With innovation becoming ever more prominent a feature of higher education, UConn Technology Commercialization Services (TCS) recently hired two in-house patent counsels to help inventors navigate the process for securing their intellectual property.
Recent hires Erin Daly and Nicholas “Nick” Caiafa joined Christine McCluskey, who works as the intellectual property specialist for TCS. Daly and Caiafa are senior managers of intellectual property for the life sciences and physical sciences and engineering, respectively.
They’re not only talking to an attorney. They’re talking to a scientist as well. — Erin Daly
In addition to their law degrees, Daly has a Ph.D. in organic chemistry, and Caiafa has a degree in mechanical engineering. Their scientific backgrounds enable them to talk to researchers about their inventions from a position of common understanding.
“They’re not only talking to an attorney,” Daly says. “They’re talking to a scientist as well.”
The team serves inventors in any discipline or department whether they are creating patentable technologies, copyrighted material, or developing a trademark.
“Our goal is to build UConn’s patent portfolio and really making it broader across all of the disciplines and the technologies we have here at UConn,” Caiafa says.

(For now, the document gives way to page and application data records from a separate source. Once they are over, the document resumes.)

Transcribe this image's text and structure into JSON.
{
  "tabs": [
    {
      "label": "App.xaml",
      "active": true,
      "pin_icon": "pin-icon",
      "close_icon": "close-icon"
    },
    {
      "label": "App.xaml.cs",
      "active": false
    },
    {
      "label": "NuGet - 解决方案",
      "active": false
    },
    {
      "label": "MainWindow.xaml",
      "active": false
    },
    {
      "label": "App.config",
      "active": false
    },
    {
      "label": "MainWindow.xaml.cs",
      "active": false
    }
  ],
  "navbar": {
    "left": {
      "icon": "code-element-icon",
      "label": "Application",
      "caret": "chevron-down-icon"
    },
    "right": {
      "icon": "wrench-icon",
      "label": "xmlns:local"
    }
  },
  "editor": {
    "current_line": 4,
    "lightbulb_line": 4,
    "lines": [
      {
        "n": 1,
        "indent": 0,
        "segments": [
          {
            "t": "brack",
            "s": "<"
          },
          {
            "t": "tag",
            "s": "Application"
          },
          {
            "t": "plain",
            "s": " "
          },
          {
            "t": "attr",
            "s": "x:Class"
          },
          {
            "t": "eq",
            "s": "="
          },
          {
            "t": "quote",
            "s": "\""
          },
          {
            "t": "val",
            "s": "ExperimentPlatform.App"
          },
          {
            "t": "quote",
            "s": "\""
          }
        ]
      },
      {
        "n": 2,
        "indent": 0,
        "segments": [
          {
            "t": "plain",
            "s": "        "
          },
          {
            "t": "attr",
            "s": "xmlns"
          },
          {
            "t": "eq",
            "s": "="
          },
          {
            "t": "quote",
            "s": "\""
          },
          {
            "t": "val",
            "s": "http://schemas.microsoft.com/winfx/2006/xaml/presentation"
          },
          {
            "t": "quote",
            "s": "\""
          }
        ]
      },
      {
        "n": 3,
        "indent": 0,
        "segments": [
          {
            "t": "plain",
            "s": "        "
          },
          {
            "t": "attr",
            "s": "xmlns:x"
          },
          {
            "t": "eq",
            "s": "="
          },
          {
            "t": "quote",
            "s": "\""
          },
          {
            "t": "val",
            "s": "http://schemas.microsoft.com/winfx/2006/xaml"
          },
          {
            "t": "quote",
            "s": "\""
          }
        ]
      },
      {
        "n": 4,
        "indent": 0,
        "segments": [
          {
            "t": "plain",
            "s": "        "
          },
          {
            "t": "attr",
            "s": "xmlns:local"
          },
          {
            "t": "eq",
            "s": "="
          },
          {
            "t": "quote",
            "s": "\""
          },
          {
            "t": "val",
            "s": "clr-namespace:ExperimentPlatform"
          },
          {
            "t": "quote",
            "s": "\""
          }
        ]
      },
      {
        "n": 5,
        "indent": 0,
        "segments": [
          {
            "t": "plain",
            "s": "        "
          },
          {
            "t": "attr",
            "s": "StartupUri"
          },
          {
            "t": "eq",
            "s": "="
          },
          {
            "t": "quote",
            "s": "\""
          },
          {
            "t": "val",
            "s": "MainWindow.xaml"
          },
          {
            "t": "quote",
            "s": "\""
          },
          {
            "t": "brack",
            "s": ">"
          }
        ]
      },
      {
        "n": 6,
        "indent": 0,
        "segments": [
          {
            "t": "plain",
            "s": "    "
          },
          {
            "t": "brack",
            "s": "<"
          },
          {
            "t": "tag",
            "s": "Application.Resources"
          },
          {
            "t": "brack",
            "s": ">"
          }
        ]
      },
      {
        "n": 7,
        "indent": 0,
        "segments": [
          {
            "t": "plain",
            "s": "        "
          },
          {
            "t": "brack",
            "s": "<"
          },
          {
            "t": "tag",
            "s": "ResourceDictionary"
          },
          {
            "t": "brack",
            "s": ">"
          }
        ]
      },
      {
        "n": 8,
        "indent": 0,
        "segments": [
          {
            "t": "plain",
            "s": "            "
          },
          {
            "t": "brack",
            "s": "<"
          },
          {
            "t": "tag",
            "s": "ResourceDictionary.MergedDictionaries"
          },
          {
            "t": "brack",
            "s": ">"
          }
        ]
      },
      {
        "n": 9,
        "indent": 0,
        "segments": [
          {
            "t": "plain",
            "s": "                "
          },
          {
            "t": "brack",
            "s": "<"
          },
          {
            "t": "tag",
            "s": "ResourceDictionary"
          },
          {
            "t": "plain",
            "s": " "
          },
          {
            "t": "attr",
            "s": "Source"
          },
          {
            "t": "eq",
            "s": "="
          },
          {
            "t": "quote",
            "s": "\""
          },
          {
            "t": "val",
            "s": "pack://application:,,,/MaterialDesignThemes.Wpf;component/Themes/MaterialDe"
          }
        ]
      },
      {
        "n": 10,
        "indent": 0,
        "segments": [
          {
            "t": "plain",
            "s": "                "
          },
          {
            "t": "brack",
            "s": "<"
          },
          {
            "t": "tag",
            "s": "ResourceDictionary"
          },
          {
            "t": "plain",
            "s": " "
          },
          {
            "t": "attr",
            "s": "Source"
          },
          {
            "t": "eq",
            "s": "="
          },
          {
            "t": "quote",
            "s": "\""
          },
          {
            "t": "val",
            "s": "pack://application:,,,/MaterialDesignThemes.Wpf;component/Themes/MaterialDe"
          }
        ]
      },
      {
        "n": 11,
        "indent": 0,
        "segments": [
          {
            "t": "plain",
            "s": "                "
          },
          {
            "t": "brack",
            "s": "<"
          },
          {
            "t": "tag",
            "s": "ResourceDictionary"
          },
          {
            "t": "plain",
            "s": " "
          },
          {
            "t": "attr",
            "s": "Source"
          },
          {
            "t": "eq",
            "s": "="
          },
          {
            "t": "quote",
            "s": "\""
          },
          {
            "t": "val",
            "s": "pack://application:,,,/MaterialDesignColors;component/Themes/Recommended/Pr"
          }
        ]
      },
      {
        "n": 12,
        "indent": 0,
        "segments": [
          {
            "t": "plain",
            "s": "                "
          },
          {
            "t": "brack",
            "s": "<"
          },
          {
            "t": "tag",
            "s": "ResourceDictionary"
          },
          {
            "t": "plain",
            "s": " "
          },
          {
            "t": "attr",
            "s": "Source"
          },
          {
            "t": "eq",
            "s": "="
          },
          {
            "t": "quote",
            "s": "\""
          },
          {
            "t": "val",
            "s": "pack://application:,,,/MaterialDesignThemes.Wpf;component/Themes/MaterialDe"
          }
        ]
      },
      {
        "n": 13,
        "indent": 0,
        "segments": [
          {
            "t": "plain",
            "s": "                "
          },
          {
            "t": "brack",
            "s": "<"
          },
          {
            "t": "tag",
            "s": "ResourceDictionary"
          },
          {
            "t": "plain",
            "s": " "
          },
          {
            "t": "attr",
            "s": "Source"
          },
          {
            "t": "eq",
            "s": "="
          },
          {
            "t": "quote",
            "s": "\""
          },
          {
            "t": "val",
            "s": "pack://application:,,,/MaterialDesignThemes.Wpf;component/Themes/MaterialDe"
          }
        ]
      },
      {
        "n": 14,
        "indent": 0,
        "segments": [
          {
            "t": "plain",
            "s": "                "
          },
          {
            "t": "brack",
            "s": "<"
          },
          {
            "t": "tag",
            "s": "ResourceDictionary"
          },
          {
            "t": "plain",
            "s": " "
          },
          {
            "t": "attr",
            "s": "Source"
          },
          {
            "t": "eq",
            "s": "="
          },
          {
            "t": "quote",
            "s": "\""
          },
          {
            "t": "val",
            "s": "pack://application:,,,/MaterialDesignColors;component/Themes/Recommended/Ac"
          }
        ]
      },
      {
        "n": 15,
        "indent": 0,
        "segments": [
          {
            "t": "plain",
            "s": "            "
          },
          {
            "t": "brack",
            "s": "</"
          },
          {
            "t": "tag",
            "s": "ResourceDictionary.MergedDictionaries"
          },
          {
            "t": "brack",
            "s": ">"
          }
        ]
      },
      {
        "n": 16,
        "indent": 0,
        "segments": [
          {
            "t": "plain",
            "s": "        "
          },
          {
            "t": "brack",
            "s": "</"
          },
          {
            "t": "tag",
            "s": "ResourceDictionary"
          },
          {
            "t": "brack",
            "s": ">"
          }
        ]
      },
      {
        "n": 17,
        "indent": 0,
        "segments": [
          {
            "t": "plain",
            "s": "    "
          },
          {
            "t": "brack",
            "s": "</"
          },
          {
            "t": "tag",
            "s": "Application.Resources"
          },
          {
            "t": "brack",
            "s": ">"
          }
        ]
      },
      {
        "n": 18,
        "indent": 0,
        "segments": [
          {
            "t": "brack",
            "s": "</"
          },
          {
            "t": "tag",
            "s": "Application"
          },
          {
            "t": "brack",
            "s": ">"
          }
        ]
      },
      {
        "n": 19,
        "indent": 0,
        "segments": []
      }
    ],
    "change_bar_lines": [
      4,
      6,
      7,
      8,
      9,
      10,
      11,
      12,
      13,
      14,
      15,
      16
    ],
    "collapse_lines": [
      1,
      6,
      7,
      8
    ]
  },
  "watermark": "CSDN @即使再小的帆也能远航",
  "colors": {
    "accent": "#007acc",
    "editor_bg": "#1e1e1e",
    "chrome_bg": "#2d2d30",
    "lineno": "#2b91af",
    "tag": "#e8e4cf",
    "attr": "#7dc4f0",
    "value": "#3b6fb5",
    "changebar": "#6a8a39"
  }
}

The first step for inventors to secure their intellectual property is by disclosing inventions to TCS which are further evaluated for patent protection and commercial potential.
The group emphasizes that engaging both the faculty and the TCS team early in the process is the best way to ensure intellectual property is protected properly. When researchers inform TCS of any possible patentable discovery early, they can have a useful conversation about the technology and the patenting process before putting that information in the public domain in the form of a paper or presentation.
If an inventor discloses an invention publicly before having the proper paperwork in place, they can lose intellectual property rights in foreign countries and even domestically after one year.
The team is also working to increase faculty awareness of things like the need to register copyrighted material with the U.S. Copyright Office in order to enforce a copyright, and consistent and appropriate use of trademarks to prevent a trademark from becoming unenforceable.
“I think establishing working relationships with faculty members and having open dialogue that’s ongoing will lead to quality patents,” McCluskey says.
With wealth of experience, the intellectual property team serves as a centralized knowledge source for all kinds of intellectual property questions.
TCS is delighted to offer this new service to faculty and encourages all UConn faculty to reach out to Daly and Caiafa with any questions they may have regarding patent filing and the process.